__Work to be completed__.
An exact copy of every entry is needed, without any of the pictures.

__Records to use__.
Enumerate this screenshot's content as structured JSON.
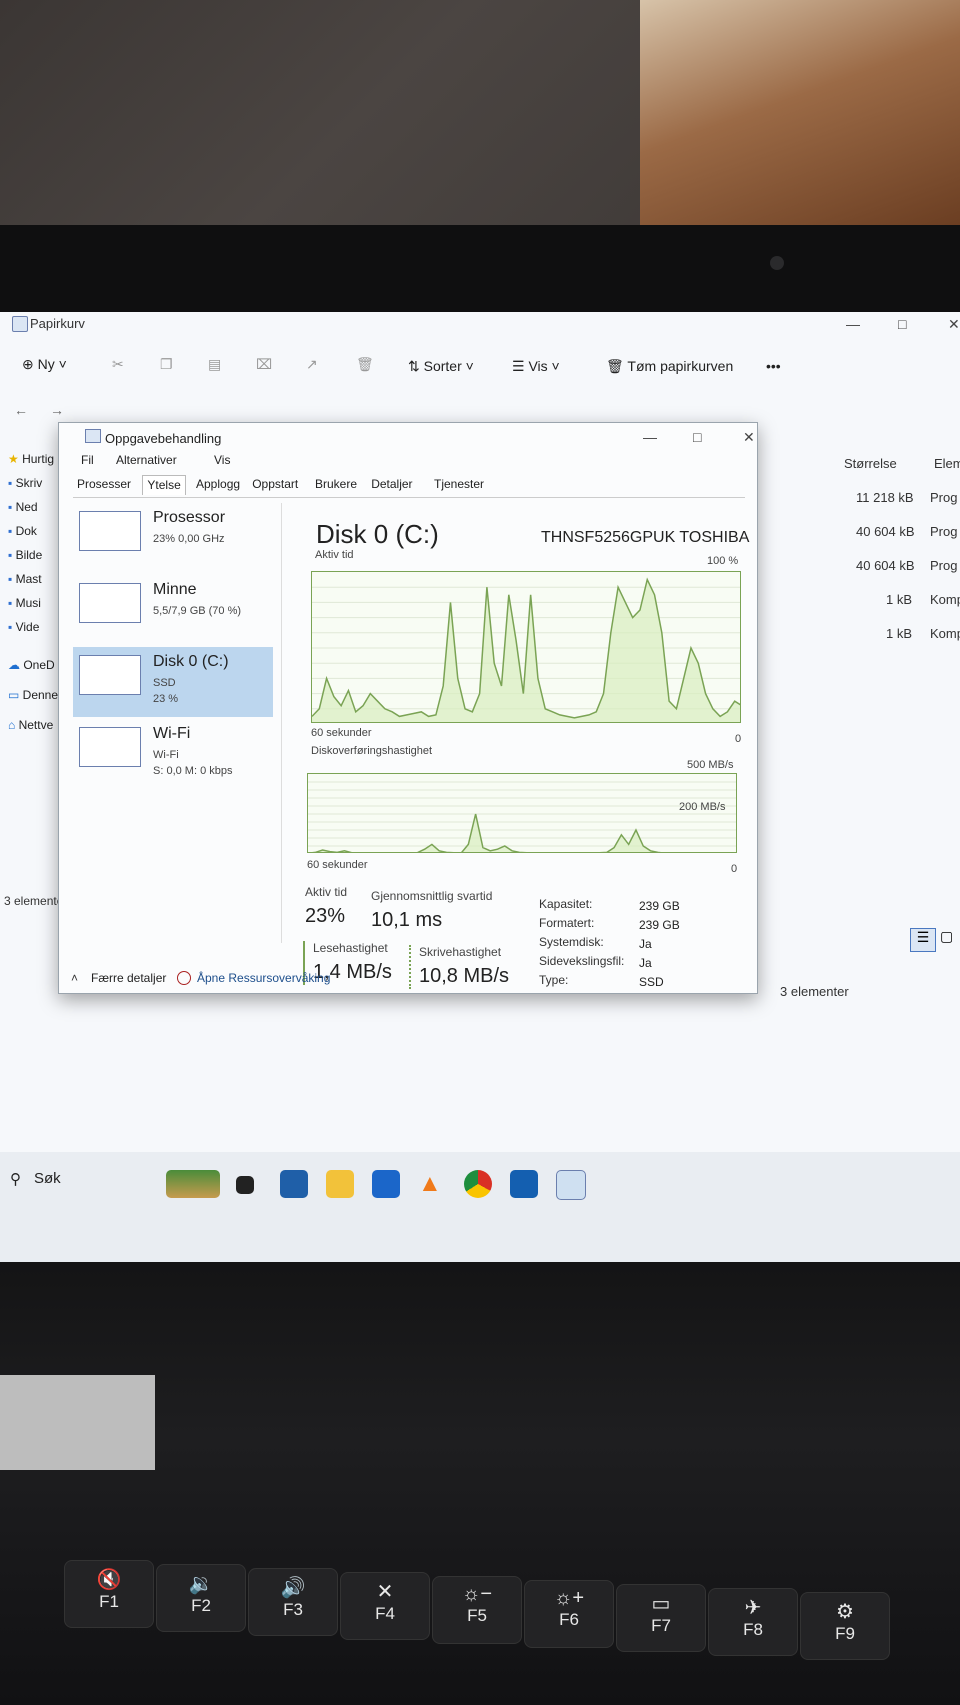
{
  "explorer": {
    "title": "Papirkurv",
    "window_controls": {
      "minimize": "—",
      "maximize": "□",
      "close": "✕"
    },
    "toolbar": {
      "new_label": "Ny",
      "sort_label": "Sorter",
      "view_label": "Vis",
      "empty_bin_label": "Tøm papirkurven",
      "more": "•••"
    },
    "nav": {
      "quick_access": "Hurtig",
      "items": [
        "Skriv",
        "Ned",
        "Dok",
        "Bilde",
        "Mast",
        "Musi",
        "Vide"
      ],
      "onedrive": "OneD",
      "this_pc": "Denne",
      "network": "Nettve"
    },
    "columns": {
      "size": "Størrelse",
      "type": "Elem"
    },
    "rows": [
      {
        "size": "11 218 kB",
        "type": "Prog"
      },
      {
        "size": "40 604 kB",
        "type": "Prog"
      },
      {
        "size": "40 604 kB",
        "type": "Prog"
      },
      {
        "size": "1 kB",
        "type": "Komp"
      },
      {
        "size": "1 kB",
        "type": "Komp"
      }
    ],
    "status_left": "3 elementer",
    "status_right": "3 elementer"
  },
  "task_manager": {
    "title": "Oppgavebehandling",
    "window_controls": {
      "minimize": "—",
      "maximize": "□",
      "close": "✕"
    },
    "menu": [
      "Fil",
      "Alternativer",
      "Vis"
    ],
    "tabs": [
      "Prosesser",
      "Ytelse",
      "Applogg",
      "Oppstart",
      "Brukere",
      "Detaljer",
      "Tjenester"
    ],
    "active_tab": "Ytelse",
    "resources": [
      {
        "name": "Prosessor",
        "line1": "23% 0,00 GHz",
        "line2": ""
      },
      {
        "name": "Minne",
        "line1": "5,5/7,9 GB (70 %)",
        "line2": ""
      },
      {
        "name": "Disk 0 (C:)",
        "line1": "SSD",
        "line2": "23 %"
      },
      {
        "name": "Wi-Fi",
        "line1": "Wi-Fi",
        "line2": "S: 0,0 M: 0 kbps"
      }
    ],
    "disk": {
      "title": "Disk 0 (C:)",
      "model": "THNSF5256GPUK TOSHIBA",
      "active_label": "Aktiv tid",
      "active_max": "100 %",
      "active_time_axis": "60 sekunder",
      "active_min": "0",
      "transfer_label": "Diskoverføringshastighet",
      "transfer_max": "500 MB/s",
      "transfer_mid": "200 MB/s",
      "transfer_time_axis": "60 sekunder",
      "transfer_min": "0",
      "stats": {
        "active_time_label": "Aktiv tid",
        "active_time_value": "23%",
        "avg_response_label": "Gjennomsnittlig svartid",
        "avg_response_value": "10,1 ms",
        "read_label": "Lesehastighet",
        "read_value": "1,4 MB/s",
        "write_label": "Skrivehastighet",
        "write_value": "10,8 MB/s"
      },
      "properties": [
        {
          "label": "Kapasitet:",
          "value": "239 GB"
        },
        {
          "label": "Formatert:",
          "value": "239 GB"
        },
        {
          "label": "Systemdisk:",
          "value": "Ja"
        },
        {
          "label": "Sidevekslingsfil:",
          "value": "Ja"
        },
        {
          "label": "Type:",
          "value": "SSD"
        }
      ]
    },
    "footer": {
      "fewer_details": "Færre detaljer",
      "open_monitor": "Åpne Ressursovervåking"
    }
  },
  "taskbar": {
    "search_label": "Søk"
  },
  "keyboard": {
    "keys": [
      {
        "fn": "F1",
        "glyph": "🔇"
      },
      {
        "fn": "F2",
        "glyph": "🔉"
      },
      {
        "fn": "F3",
        "glyph": "🔊"
      },
      {
        "fn": "F4",
        "glyph": "✕"
      },
      {
        "fn": "F5",
        "glyph": "☼−"
      },
      {
        "fn": "F6",
        "glyph": "☼+"
      },
      {
        "fn": "F7",
        "glyph": "▭"
      },
      {
        "fn": "F8",
        "glyph": "✈"
      },
      {
        "fn": "F9",
        "glyph": "⚙"
      }
    ]
  },
  "chart_data": [
    {
      "type": "area",
      "title": "Aktiv tid",
      "x": [
        0,
        1,
        2,
        3,
        4,
        5,
        6,
        7,
        8,
        9,
        10,
        11,
        12,
        13,
        14,
        15,
        16,
        17,
        18,
        19,
        20,
        21,
        22,
        23,
        24,
        25,
        26,
        27,
        28,
        29,
        30,
        31,
        32,
        33,
        34,
        35,
        36,
        37,
        38,
        39,
        40,
        41,
        42,
        43,
        44,
        45,
        46,
        47,
        48,
        49,
        50,
        51,
        52,
        53,
        54,
        55,
        56,
        57,
        58,
        59
      ],
      "values": [
        5,
        10,
        30,
        18,
        12,
        22,
        8,
        12,
        20,
        15,
        10,
        8,
        5,
        6,
        7,
        8,
        5,
        6,
        25,
        80,
        30,
        10,
        8,
        20,
        90,
        40,
        25,
        85,
        55,
        20,
        85,
        30,
        10,
        8,
        6,
        5,
        4,
        5,
        6,
        8,
        20,
        60,
        90,
        80,
        70,
        75,
        95,
        85,
        60,
        15,
        10,
        30,
        50,
        40,
        20,
        10,
        5,
        8,
        15,
        12
      ],
      "ylim": [
        0,
        100
      ],
      "xlabel": "60 sekunder",
      "color": "#7aa354"
    },
    {
      "type": "line",
      "title": "Diskoverføringshastighet",
      "x": [
        0,
        1,
        2,
        3,
        4,
        5,
        6,
        7,
        8,
        9,
        10,
        11,
        12,
        13,
        14,
        15,
        16,
        17,
        18,
        19,
        20,
        21,
        22,
        23,
        24,
        25,
        26,
        27,
        28,
        29,
        30,
        31,
        32,
        33,
        34,
        35,
        36,
        37,
        38,
        39,
        40,
        41,
        42,
        43,
        44,
        45,
        46,
        47,
        48,
        49,
        50,
        51,
        52,
        53,
        54,
        55,
        56,
        57,
        58,
        59
      ],
      "values": [
        5,
        10,
        25,
        15,
        10,
        20,
        8,
        5,
        4,
        3,
        3,
        4,
        5,
        3,
        4,
        8,
        30,
        60,
        20,
        10,
        8,
        5,
        60,
        250,
        40,
        20,
        30,
        50,
        20,
        10,
        8,
        5,
        3,
        3,
        3,
        2,
        3,
        4,
        5,
        6,
        8,
        10,
        40,
        120,
        60,
        150,
        50,
        20,
        10,
        5,
        3,
        2,
        3,
        2,
        2,
        3,
        2,
        2,
        3,
        2
      ],
      "ylim": [
        0,
        500
      ],
      "xlabel": "60 sekunder",
      "color": "#7aa354"
    }
  ]
}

__Exercise solution__.
Enumerate this screenshot's content as structured JSON.
{
  "explorer": {
    "title": "Papirkurv",
    "window_controls": {
      "minimize": "—",
      "maximize": "□",
      "close": "✕"
    },
    "toolbar": {
      "new_label": "Ny",
      "sort_label": "Sorter",
      "view_label": "Vis",
      "empty_bin_label": "Tøm papirkurven",
      "more": "•••"
    },
    "nav": {
      "quick_access": "Hurtig",
      "items": [
        "Skriv",
        "Ned",
        "Dok",
        "Bilde",
        "Mast",
        "Musi",
        "Vide"
      ],
      "onedrive": "OneD",
      "this_pc": "Denne",
      "network": "Nettve"
    },
    "columns": {
      "size": "Størrelse",
      "type": "Elem"
    },
    "rows": [
      {
        "size": "11 218 kB",
        "type": "Prog"
      },
      {
        "size": "40 604 kB",
        "type": "Prog"
      },
      {
        "size": "40 604 kB",
        "type": "Prog"
      },
      {
        "size": "1 kB",
        "type": "Komp"
      },
      {
        "size": "1 kB",
        "type": "Komp"
      }
    ],
    "status_left": "3 elementer",
    "status_right": "3 elementer"
  },
  "task_manager": {
    "title": "Oppgavebehandling",
    "window_controls": {
      "minimize": "—",
      "maximize": "□",
      "close": "✕"
    },
    "menu": [
      "Fil",
      "Alternativer",
      "Vis"
    ],
    "tabs": [
      "Prosesser",
      "Ytelse",
      "Applogg",
      "Oppstart",
      "Brukere",
      "Detaljer",
      "Tjenester"
    ],
    "active_tab": "Ytelse",
    "resources": [
      {
        "name": "Prosessor",
        "line1": "23% 0,00 GHz",
        "line2": ""
      },
      {
        "name": "Minne",
        "line1": "5,5/7,9 GB (70 %)",
        "line2": ""
      },
      {
        "name": "Disk 0 (C:)",
        "line1": "SSD",
        "line2": "23 %"
      },
      {
        "name": "Wi-Fi",
        "line1": "Wi-Fi",
        "line2": "S: 0,0 M: 0 kbps"
      }
    ],
    "disk": {
      "title": "Disk 0 (C:)",
      "model": "THNSF5256GPUK TOSHIBA",
      "active_label": "Aktiv tid",
      "active_max": "100 %",
      "active_time_axis": "60 sekunder",
      "active_min": "0",
      "transfer_label": "Diskoverføringshastighet",
      "transfer_max": "500 MB/s",
      "transfer_mid": "200 MB/s",
      "transfer_time_axis": "60 sekunder",
      "transfer_min": "0",
      "stats": {
        "active_time_label": "Aktiv tid",
        "active_time_value": "23%",
        "avg_response_label": "Gjennomsnittlig svartid",
        "avg_response_value": "10,1 ms",
        "read_label": "Lesehastighet",
        "read_value": "1,4 MB/s",
        "write_label": "Skrivehastighet",
        "write_value": "10,8 MB/s"
      },
      "properties": [
        {
          "label": "Kapasitet:",
          "value": "239 GB"
        },
        {
          "label": "Formatert:",
          "value": "239 GB"
        },
        {
          "label": "Systemdisk:",
          "value": "Ja"
        },
        {
          "label": "Sidevekslingsfil:",
          "value": "Ja"
        },
        {
          "label": "Type:",
          "value": "SSD"
        }
      ]
    },
    "footer": {
      "fewer_details": "Færre detaljer",
      "open_monitor": "Åpne Ressursovervåking"
    }
  },
  "taskbar": {
    "search_label": "Søk"
  },
  "keyboard": {
    "keys": [
      {
        "fn": "F1",
        "glyph": "🔇"
      },
      {
        "fn": "F2",
        "glyph": "🔉"
      },
      {
        "fn": "F3",
        "glyph": "🔊"
      },
      {
        "fn": "F4",
        "glyph": "✕"
      },
      {
        "fn": "F5",
        "glyph": "☼−"
      },
      {
        "fn": "F6",
        "glyph": "☼+"
      },
      {
        "fn": "F7",
        "glyph": "▭"
      },
      {
        "fn": "F8",
        "glyph": "✈"
      },
      {
        "fn": "F9",
        "glyph": "⚙"
      }
    ]
  },
  "chart_data": [
    {
      "type": "area",
      "title": "Aktiv tid",
      "x": [
        0,
        1,
        2,
        3,
        4,
        5,
        6,
        7,
        8,
        9,
        10,
        11,
        12,
        13,
        14,
        15,
        16,
        17,
        18,
        19,
        20,
        21,
        22,
        23,
        24,
        25,
        26,
        27,
        28,
        29,
        30,
        31,
        32,
        33,
        34,
        35,
        36,
        37,
        38,
        39,
        40,
        41,
        42,
        43,
        44,
        45,
        46,
        47,
        48,
        49,
        50,
        51,
        52,
        53,
        54,
        55,
        56,
        57,
        58,
        59
      ],
      "values": [
        5,
        10,
        30,
        18,
        12,
        22,
        8,
        12,
        20,
        15,
        10,
        8,
        5,
        6,
        7,
        8,
        5,
        6,
        25,
        80,
        30,
        10,
        8,
        20,
        90,
        40,
        25,
        85,
        55,
        20,
        85,
        30,
        10,
        8,
        6,
        5,
        4,
        5,
        6,
        8,
        20,
        60,
        90,
        80,
        70,
        75,
        95,
        85,
        60,
        15,
        10,
        30,
        50,
        40,
        20,
        10,
        5,
        8,
        15,
        12
      ],
      "ylim": [
        0,
        100
      ],
      "xlabel": "60 sekunder",
      "color": "#7aa354"
    },
    {
      "type": "line",
      "title": "Diskoverføringshastighet",
      "x": [
        0,
        1,
        2,
        3,
        4,
        5,
        6,
        7,
        8,
        9,
        10,
        11,
        12,
        13,
        14,
        15,
        16,
        17,
        18,
        19,
        20,
        21,
        22,
        23,
        24,
        25,
        26,
        27,
        28,
        29,
        30,
        31,
        32,
        33,
        34,
        35,
        36,
        37,
        38,
        39,
        40,
        41,
        42,
        43,
        44,
        45,
        46,
        47,
        48,
        49,
        50,
        51,
        52,
        53,
        54,
        55,
        56,
        57,
        58,
        59
      ],
      "values": [
        5,
        10,
        25,
        15,
        10,
        20,
        8,
        5,
        4,
        3,
        3,
        4,
        5,
        3,
        4,
        8,
        30,
        60,
        20,
        10,
        8,
        5,
        60,
        250,
        40,
        20,
        30,
        50,
        20,
        10,
        8,
        5,
        3,
        3,
        3,
        2,
        3,
        4,
        5,
        6,
        8,
        10,
        40,
        120,
        60,
        150,
        50,
        20,
        10,
        5,
        3,
        2,
        3,
        2,
        2,
        3,
        2,
        2,
        3,
        2
      ],
      "ylim": [
        0,
        500
      ],
      "xlabel": "60 sekunder",
      "color": "#7aa354"
    }
  ]
}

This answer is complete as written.